Wormholes, we have developed a way to interface N targets without requiring N2 specialized interfaces. We do this by generating a customized interface (analogous to the universal
EventHorizonin wormholes) that is automatically built by using communication stars supplied by each code generation target. This interface is generated in C (using the CGC domain) and runs on the Ptolemy host workstation.
To support this infrastructure, a target writer needs to define two pairs of communication stars and add target methods which return each of these pairs. The framework will then build the interface by splicing in these stars as is shown in figure 13-1. These same actors are used when constructing an interface to a Ptolemy simulation target as shown in figure 13-2.
These communication stars, described in section 13.4.2, are a specialized form of send/receive stars. In addition to the previous assumptions in section 13.4.2, send/receive for this infrastructure must also define C code to control the target for operations such as downloading, initializing and (if applicable) terminating the generated executable.
One pair of communication stars must communicate from the target to the CGC code that will run on the Ptolemy host workstation. The other pair must communicate in the opposite direction. The CGC send/receive stars are typically defined from a common base communication star specific for each target. This common base defines the C code to control a target that was discussed in the previous paragraphs. Examples of send/receive stars that support this infrastructure can be found in:
CommPair is a communication pair, where one of the communication stars in a CGC star. The
S56XTarget::fromCGC method, illustrates the typical code needed for these methods:

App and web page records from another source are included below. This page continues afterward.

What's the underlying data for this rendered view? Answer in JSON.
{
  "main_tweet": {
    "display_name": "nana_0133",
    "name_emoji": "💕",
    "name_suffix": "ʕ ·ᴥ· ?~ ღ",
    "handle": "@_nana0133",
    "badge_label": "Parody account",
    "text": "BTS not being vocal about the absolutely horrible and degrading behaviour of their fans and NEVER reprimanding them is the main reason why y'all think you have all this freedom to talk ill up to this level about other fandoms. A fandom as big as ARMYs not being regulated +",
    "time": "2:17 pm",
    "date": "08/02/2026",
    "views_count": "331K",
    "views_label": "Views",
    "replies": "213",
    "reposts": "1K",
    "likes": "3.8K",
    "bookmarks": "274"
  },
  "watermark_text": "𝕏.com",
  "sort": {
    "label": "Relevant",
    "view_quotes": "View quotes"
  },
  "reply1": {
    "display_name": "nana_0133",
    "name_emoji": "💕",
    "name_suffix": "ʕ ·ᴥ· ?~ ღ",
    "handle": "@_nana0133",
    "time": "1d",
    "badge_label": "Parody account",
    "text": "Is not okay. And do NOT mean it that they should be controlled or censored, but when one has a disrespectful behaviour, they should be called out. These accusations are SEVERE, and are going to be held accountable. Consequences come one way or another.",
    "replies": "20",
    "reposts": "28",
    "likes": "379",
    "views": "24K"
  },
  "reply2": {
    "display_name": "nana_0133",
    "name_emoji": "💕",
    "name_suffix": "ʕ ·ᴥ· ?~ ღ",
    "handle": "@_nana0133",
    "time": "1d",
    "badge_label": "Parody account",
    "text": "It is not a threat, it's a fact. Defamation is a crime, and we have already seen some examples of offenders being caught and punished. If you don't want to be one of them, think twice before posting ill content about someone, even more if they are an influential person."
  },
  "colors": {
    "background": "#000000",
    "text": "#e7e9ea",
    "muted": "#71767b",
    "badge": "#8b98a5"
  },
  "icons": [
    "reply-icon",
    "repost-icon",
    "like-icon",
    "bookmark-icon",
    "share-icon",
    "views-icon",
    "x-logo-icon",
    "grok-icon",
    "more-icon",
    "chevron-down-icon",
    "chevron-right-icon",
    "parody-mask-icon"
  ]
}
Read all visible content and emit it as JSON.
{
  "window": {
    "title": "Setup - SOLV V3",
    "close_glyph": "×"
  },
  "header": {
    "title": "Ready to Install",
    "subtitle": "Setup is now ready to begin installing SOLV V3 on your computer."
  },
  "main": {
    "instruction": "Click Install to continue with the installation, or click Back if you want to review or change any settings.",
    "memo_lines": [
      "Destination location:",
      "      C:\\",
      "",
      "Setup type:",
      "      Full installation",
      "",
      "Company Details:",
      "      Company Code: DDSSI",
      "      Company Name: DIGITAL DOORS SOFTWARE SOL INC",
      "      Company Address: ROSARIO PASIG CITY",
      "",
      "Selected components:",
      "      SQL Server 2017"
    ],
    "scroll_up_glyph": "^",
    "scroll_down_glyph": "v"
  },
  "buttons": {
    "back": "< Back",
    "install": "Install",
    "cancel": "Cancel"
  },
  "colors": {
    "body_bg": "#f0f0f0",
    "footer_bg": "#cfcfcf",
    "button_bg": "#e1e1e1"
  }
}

CommPair pair(new CGCXSend,new CG56XCReceive);
configureCommPair function is defined in the
S56XTarget.cc file and configures the S56XTarget communication stars.